Source: checked out from my local library
As a bilingual bestselling novelist with a mixed Franco-British bloodline and a host of eminent forebears, Tatiana de Rosnay is the perfect candidate to write a biography of Daphne du Maurier. As an eleven-year-old de Rosnay read and reread Rebecca, becoming a lifelong devotee of Du Maurier’s fiction.
Now de Rosnay pays homage to the writer who influenced her so deeply, following Du Maurier from a shy seven-year-old, a rebellious sixteen-year-old, a twenty-something newlywed, and finally a cantankerous old lady. With a rhythm and intimacy to its prose characteristic of all de Rosnay’s works, Manderley Forever is a vividly compelling portrait and celebration of an intriguing, hugely popular and (at the time) critically underrated writer.
I love Daphne du Maurier's Rebecca; it's one of the few books I've reread. But, strangely, I've never read any of her other books, despite having a couple of them on my bookshelves. In fact, I had no idea how prolific du Maurier had been nor how versatile she had been, writing everything from her own autobiography and biographies to shocking short stories (she penned The Birds, on which the Alfred Hitchcock movie is based) and novels of all sorts. Rebecca is, of course, her most famous, the book that made her an international sensation. But it was also the book that she grew to regret writing. Her notoriety impinged on her wish for privacy and set a standard she was never able to reach again, despite having great success.

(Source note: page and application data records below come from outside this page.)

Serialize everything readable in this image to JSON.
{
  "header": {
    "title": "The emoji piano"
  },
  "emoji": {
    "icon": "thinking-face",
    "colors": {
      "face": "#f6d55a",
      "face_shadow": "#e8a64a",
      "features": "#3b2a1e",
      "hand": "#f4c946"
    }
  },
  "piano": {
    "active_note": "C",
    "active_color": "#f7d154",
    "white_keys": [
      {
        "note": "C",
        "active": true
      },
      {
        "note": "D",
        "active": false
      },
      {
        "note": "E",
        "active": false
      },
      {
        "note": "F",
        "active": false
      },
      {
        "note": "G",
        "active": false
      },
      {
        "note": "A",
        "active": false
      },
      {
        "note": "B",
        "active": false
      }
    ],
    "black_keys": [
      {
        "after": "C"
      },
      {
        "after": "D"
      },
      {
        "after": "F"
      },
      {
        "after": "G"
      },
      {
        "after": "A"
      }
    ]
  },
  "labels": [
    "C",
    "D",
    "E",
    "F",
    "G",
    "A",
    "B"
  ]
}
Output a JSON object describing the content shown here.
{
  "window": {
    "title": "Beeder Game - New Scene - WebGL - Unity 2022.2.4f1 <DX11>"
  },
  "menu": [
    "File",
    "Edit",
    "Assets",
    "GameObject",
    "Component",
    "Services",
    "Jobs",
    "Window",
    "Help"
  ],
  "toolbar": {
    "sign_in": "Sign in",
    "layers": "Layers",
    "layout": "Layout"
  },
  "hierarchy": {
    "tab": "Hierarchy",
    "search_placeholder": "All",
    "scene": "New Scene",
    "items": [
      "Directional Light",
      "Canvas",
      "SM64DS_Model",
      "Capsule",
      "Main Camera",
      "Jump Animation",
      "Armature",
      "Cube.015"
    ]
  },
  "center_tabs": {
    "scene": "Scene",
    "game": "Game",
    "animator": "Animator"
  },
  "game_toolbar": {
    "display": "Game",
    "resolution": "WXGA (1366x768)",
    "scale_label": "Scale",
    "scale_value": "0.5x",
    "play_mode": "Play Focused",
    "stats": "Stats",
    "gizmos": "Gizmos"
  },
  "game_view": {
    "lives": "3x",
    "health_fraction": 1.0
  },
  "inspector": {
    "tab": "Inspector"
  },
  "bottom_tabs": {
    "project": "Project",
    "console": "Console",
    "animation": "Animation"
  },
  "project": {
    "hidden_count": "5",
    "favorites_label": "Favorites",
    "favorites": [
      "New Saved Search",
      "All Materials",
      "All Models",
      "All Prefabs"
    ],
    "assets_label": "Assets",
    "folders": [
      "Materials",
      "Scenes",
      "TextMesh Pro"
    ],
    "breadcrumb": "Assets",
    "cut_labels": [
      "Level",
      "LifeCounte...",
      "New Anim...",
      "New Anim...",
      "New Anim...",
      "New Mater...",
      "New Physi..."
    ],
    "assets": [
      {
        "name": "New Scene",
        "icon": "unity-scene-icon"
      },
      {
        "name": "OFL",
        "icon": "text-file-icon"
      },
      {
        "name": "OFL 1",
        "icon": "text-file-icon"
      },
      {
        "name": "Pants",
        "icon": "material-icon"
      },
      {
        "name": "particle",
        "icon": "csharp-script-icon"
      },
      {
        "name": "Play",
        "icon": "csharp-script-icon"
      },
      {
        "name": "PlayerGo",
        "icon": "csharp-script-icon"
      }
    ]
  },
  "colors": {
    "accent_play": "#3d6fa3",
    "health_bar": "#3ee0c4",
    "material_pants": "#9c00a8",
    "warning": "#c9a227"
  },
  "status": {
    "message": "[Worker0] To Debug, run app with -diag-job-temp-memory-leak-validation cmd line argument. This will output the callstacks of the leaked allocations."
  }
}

If you've been here long, you'll have notice that when I reference Kirkus Reviews, it's generally because they tend to be so harsh on books and I rarely agree with them. This book is the except. To my opinion for their review, not their opinion of the book. I can't speak to how well researched this book is - certainly De Rosnay has amassed a lot of information about du Maurier and her life and I did learn a tremendous amount. But according to Kirkus Reviews, she hasn't broken any new ground, just reframed the information that was already available. De Rosnay writes the book in present tense, in an effort, she says, to make the book feel more intimate. But for me (and Kirkus Reviews), it didn't work. I found it really disconcerting. It also felt like De Rosnay wanted to cram in every detail she found about Du Maurier, often inserting details or paragraphs that added nothing to the topic at hand. For example, in Du Maurier's early life, she devotedly wrote in her journal and much of the early part of the book felt very much like De Rosnay was taking pieces straight from the journals rather than giving readers a full picture.
Du Maurier did live a fascinating live and was surrounded by so many well-known people. The brothers Llewlyn Davies, the inspiration for J. M. Barrie's Peter Pan, were her cousins and Barrie, himself, was an intimate of the family through both the theater (Du Maurier's father was a famous actor) and his role as guardian of the Llewelyn Davies brothers after their parents' deaths. Du Maurier's husband worked directly with both Prince Philip and Queen Elizabeth and both visited Du Maurier's home. Du Maurier traveled extensively, most often to her beloved France which called to her because of her connection with the country through her ancestors. De Rosnay does best when she is describing Du Maurier's trips to France; other destinations are little more than a postcard home. And we are reminded, again and again, that Du Maurier preferred wearing slacks and a cardigan to dresses. Perhaps that was done as a reminder (although there were plenty of other, better, reminders) of the boy that Du Maurier felt lived inside her.
To her credit, De Rosnay doesn't shy aware from showing Du Maurier's warts, including Du Maurier's failure as a mother to her daughters for much of their formative years and her selfishness in refusing to live with her husband most of their marriage as his career kept him away from the places she wanted to be. Du Maurier was certainly a woman of passions. When she wrote, her passion for writing took precedence over all else and when she loved, she could think of little else. In the end, she died as much from an inability to find the muse any longer as she did from age or the depression that plagued her family.
To be fair to the book, Kirkus Reviews and I seem to be in the minority; there are plenty of positive reviews for this book. Du Maurier's daughter, in fact, seems to feel De Rosnay has captured her mother. So take my thoughts for what their worth and, if you're interested in this one, look at other reviews before you write this one off.